(Data extracted from a collection)

------------------------------------------------------------------------

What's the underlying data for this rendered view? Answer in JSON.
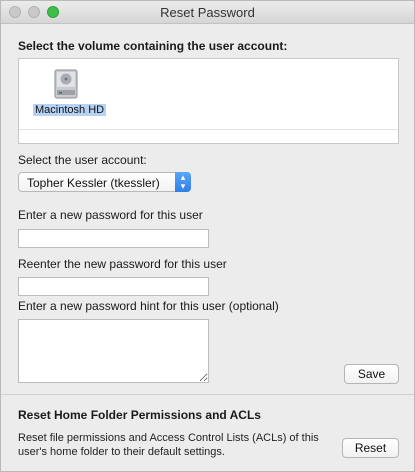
{
  "window": {
    "title": "Reset Password"
  },
  "volume_section": {
    "heading": "Select the volume containing the user account:",
    "volumes": [
      {
        "label": "Macintosh HD",
        "icon": "hard-drive-icon",
        "selected": true
      }
    ]
  },
  "user_section": {
    "label": "Select the user account:",
    "selected_user": "Topher Kessler (tkessler)"
  },
  "password_section": {
    "new_password_label": "Enter a new password for this user",
    "new_password_value": "",
    "reenter_label": "Reenter the new password for this user",
    "reenter_value": "",
    "hint_label": "Enter a new password hint for this user (optional)",
    "hint_value": "",
    "save_label": "Save"
  },
  "permissions_section": {
    "heading": "Reset Home Folder Permissions and ACLs",
    "description": "Reset file permissions and Access Control Lists (ACLs) of this user's home folder to their default settings.",
    "reset_label": "Reset"
  },
  "colors": {
    "selection": "#b5d1f3",
    "accent": "#3b8ff0",
    "zoom": "#3fbf4a"
  }
}
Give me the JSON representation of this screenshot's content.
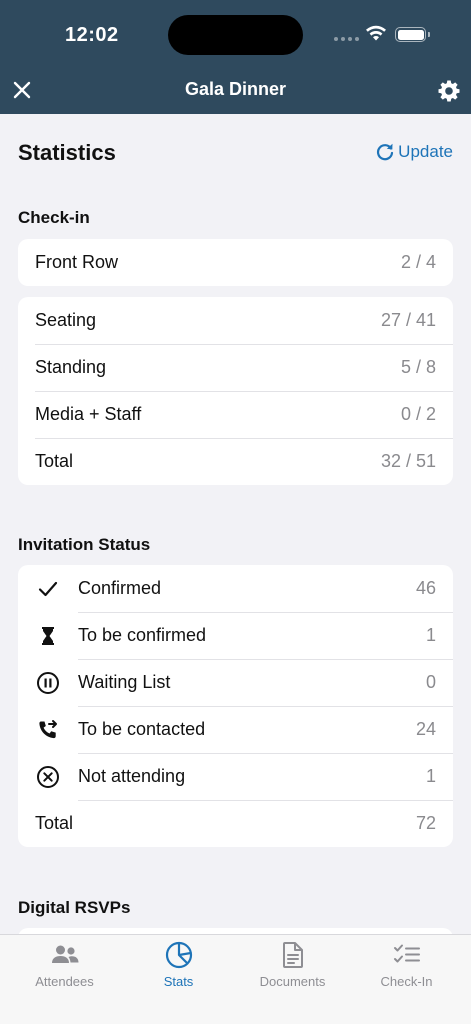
{
  "status_bar": {
    "time": "12:02"
  },
  "nav": {
    "title": "Gala Dinner"
  },
  "page": {
    "title": "Statistics",
    "update_label": "Update"
  },
  "checkin": {
    "label": "Check-in",
    "front_row": {
      "label": "Front Row",
      "value": "2 / 4"
    },
    "rows": [
      {
        "label": "Seating",
        "value": "27 / 41"
      },
      {
        "label": "Standing",
        "value": "5 / 8"
      },
      {
        "label": "Media + Staff",
        "value": "0 / 2"
      },
      {
        "label": "Total",
        "value": "32 / 51"
      }
    ]
  },
  "invitation": {
    "label": "Invitation Status",
    "rows": [
      {
        "icon": "checkmark-icon",
        "label": "Confirmed",
        "value": "46"
      },
      {
        "icon": "hourglass-icon",
        "label": "To be confirmed",
        "value": "1"
      },
      {
        "icon": "pause-circle-icon",
        "label": "Waiting List",
        "value": "0"
      },
      {
        "icon": "phone-forward-icon",
        "label": "To be contacted",
        "value": "24"
      },
      {
        "icon": "x-circle-icon",
        "label": "Not attending",
        "value": "1"
      }
    ],
    "total": {
      "label": "Total",
      "value": "72"
    }
  },
  "digital": {
    "label": "Digital RSVPs"
  },
  "tabs": [
    {
      "label": "Attendees",
      "icon": "people-icon",
      "active": false
    },
    {
      "label": "Stats",
      "icon": "pie-chart-icon",
      "active": true
    },
    {
      "label": "Documents",
      "icon": "document-icon",
      "active": false
    },
    {
      "label": "Check-In",
      "icon": "checklist-icon",
      "active": false
    }
  ],
  "colors": {
    "header": "#2f4a5e",
    "accent": "#1e74b8",
    "background": "#f2f2f6"
  }
}
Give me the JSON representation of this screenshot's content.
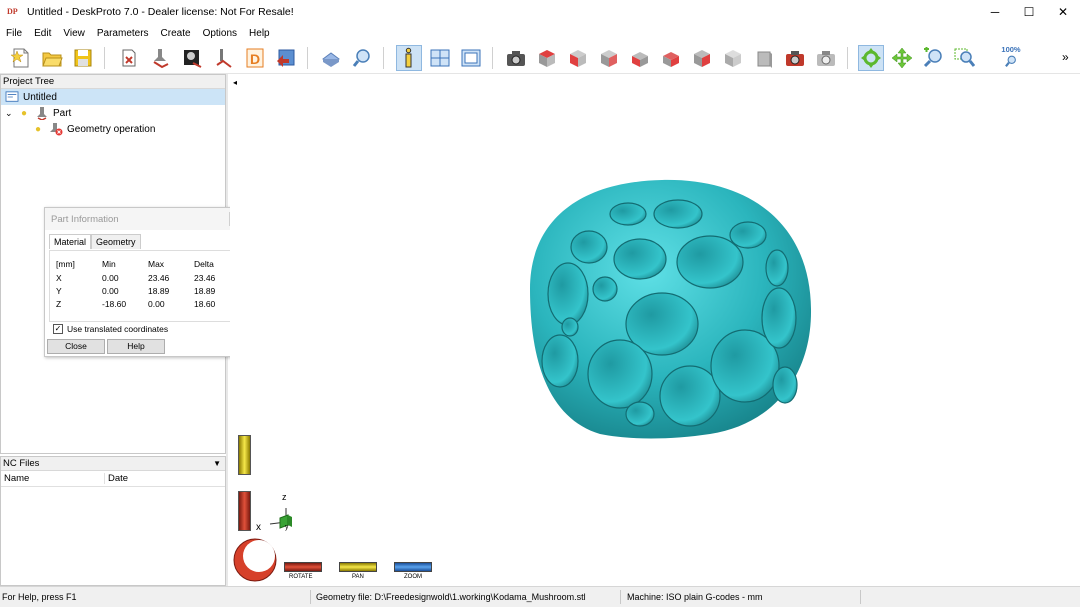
{
  "window": {
    "title": "Untitled - DeskProto 7.0 - Dealer license: Not For Resale!",
    "logo": "DP"
  },
  "menu": [
    "File",
    "Edit",
    "View",
    "Parameters",
    "Create",
    "Options",
    "Help"
  ],
  "toolbar": {
    "zoom_label": "100%",
    "overflow": "»"
  },
  "project_tree": {
    "header": "Project Tree",
    "items": [
      {
        "label": "Untitled",
        "icon": "project-icon"
      },
      {
        "label": "Part",
        "icon": "part-icon"
      },
      {
        "label": "Geometry operation",
        "icon": "geometry-operation-icon"
      }
    ]
  },
  "nc_files": {
    "header": "NC Files",
    "columns": [
      "Name",
      "Date"
    ]
  },
  "part_info": {
    "title": "Part Information",
    "tabs": [
      "Material",
      "Geometry"
    ],
    "headers": [
      "[mm]",
      "Min",
      "Max",
      "Delta"
    ],
    "rows": [
      [
        "X",
        "0.00",
        "23.46",
        "23.46"
      ],
      [
        "Y",
        "0.00",
        "18.89",
        "18.89"
      ],
      [
        "Z",
        "-18.60",
        "0.00",
        "18.60"
      ]
    ],
    "checkbox_label": "Use translated coordinates",
    "checkbox_checked": true,
    "close_label": "Close",
    "help_label": "Help"
  },
  "viewport": {
    "model_color": "#2bb5bd",
    "axis_labels": {
      "x": "x",
      "y": "y",
      "z": "z"
    },
    "controls": {
      "rotate": "ROTATE",
      "pan": "PAN",
      "zoom": "ZOOM"
    },
    "collapse_arrow": "◂"
  },
  "status": {
    "help": "For Help, press F1",
    "geometry_file": "Geometry file: D:\\Freedesignwold\\1.working\\Kodama_Mushroom.stl",
    "machine": "Machine: ISO plain G-codes - mm"
  }
}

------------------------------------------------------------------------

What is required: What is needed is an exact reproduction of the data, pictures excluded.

Response to the exercise:
What's the underlying data for this rendered view? Answer in JSON.
{
  "window": {
    "title": "Reset Password"
  },
  "volume_section": {
    "heading": "Select the volume containing the user account:",
    "volumes": [
      {
        "label": "Macintosh HD",
        "icon": "hard-drive-icon",
        "selected": true
      }
    ]
  },
  "user_section": {
    "label": "Select the user account:",
    "selected_user": "Topher Kessler (tkessler)"
  },
  "password_section": {
    "new_password_label": "Enter a new password for this user",
    "new_password_value": "",
    "reenter_label": "Reenter the new password for this user",
    "reenter_value": "",
    "hint_label": "Enter a new password hint for this user (optional)",
    "hint_value": "",
    "save_label": "Save"
  },
  "permissions_section": {
    "heading": "Reset Home Folder Permissions and ACLs",
    "description": "Reset file permissions and Access Control Lists (ACLs) of this user's home folder to their default settings.",
    "reset_label": "Reset"
  },
  "colors": {
    "selection": "#b5d1f3",
    "accent": "#3b8ff0",
    "zoom": "#3fbf4a"
  }
}
Give me the JSON representation of this screenshot's content.
{
  "status_bar": {
    "time": "12:02"
  },
  "nav": {
    "title": "Gala Dinner"
  },
  "page": {
    "title": "Statistics",
    "update_label": "Update"
  },
  "checkin": {
    "label": "Check-in",
    "front_row": {
      "label": "Front Row",
      "value": "2 / 4"
    },
    "rows": [
      {
        "label": "Seating",
        "value": "27 / 41"
      },
      {
        "label": "Standing",
        "value": "5 / 8"
      },
      {
        "label": "Media + Staff",
        "value": "0 / 2"
      },
      {
        "label": "Total",
        "value": "32 / 51"
      }
    ]
  },
  "invitation": {
    "label": "Invitation Status",
    "rows": [
      {
        "icon": "checkmark-icon",
        "label": "Confirmed",
        "value": "46"
      },
      {
        "icon": "hourglass-icon",
        "label": "To be confirmed",
        "value": "1"
      },
      {
        "icon": "pause-circle-icon",
        "label": "Waiting List",
        "value": "0"
      },
      {
        "icon": "phone-forward-icon",
        "label": "To be contacted",
        "value": "24"
      },
      {
        "icon": "x-circle-icon",
        "label": "Not attending",
        "value": "1"
      }
    ],
    "total": {
      "label": "Total",
      "value": "72"
    }
  },
  "digital": {
    "label": "Digital RSVPs"
  },
  "tabs": [
    {
      "label": "Attendees",
      "icon": "people-icon",
      "active": false
    },
    {
      "label": "Stats",
      "icon": "pie-chart-icon",
      "active": true
    },
    {
      "label": "Documents",
      "icon": "document-icon",
      "active": false
    },
    {
      "label": "Check-In",
      "icon": "checklist-icon",
      "active": false
    }
  ],
  "colors": {
    "header": "#2f4a5e",
    "accent": "#1e74b8",
    "background": "#f2f2f6"
  }
}
Give me the JSON representation of this screenshot's content.
{
  "window": {
    "title": "Untitled - DeskProto 7.0 - Dealer license: Not For Resale!",
    "logo": "DP"
  },
  "menu": [
    "File",
    "Edit",
    "View",
    "Parameters",
    "Create",
    "Options",
    "Help"
  ],
  "toolbar": {
    "zoom_label": "100%",
    "overflow": "»"
  },
  "project_tree": {
    "header": "Project Tree",
    "items": [
      {
        "label": "Untitled",
        "icon": "project-icon"
      },
      {
        "label": "Part",
        "icon": "part-icon"
      },
      {
        "label": "Geometry operation",
        "icon": "geometry-operation-icon"
      }
    ]
  },
  "nc_files": {
    "header": "NC Files",
    "columns": [
      "Name",
      "Date"
    ]
  },
  "part_info": {
    "title": "Part Information",
    "tabs": [
      "Material",
      "Geometry"
    ],
    "headers": [
      "[mm]",
      "Min",
      "Max",
      "Delta"
    ],
    "rows": [
      [
        "X",
        "0.00",
        "23.46",
        "23.46"
      ],
      [
        "Y",
        "0.00",
        "18.89",
        "18.89"
      ],
      [
        "Z",
        "-18.60",
        "0.00",
        "18.60"
      ]
    ],
    "checkbox_label": "Use translated coordinates",
    "checkbox_checked": true,
    "close_label": "Close",
    "help_label": "Help"
  },
  "viewport": {
    "model_color": "#2bb5bd",
    "axis_labels": {
      "x": "x",
      "y": "y",
      "z": "z"
    },
    "controls": {
      "rotate": "ROTATE",
      "pan": "PAN",
      "zoom": "ZOOM"
    },
    "collapse_arrow": "◂"
  },
  "status": {
    "help": "For Help, press F1",
    "geometry_file": "Geometry file: D:\\Freedesignwold\\1.working\\Kodama_Mushroom.stl",
    "machine": "Machine: ISO plain G-codes - mm"
  }
}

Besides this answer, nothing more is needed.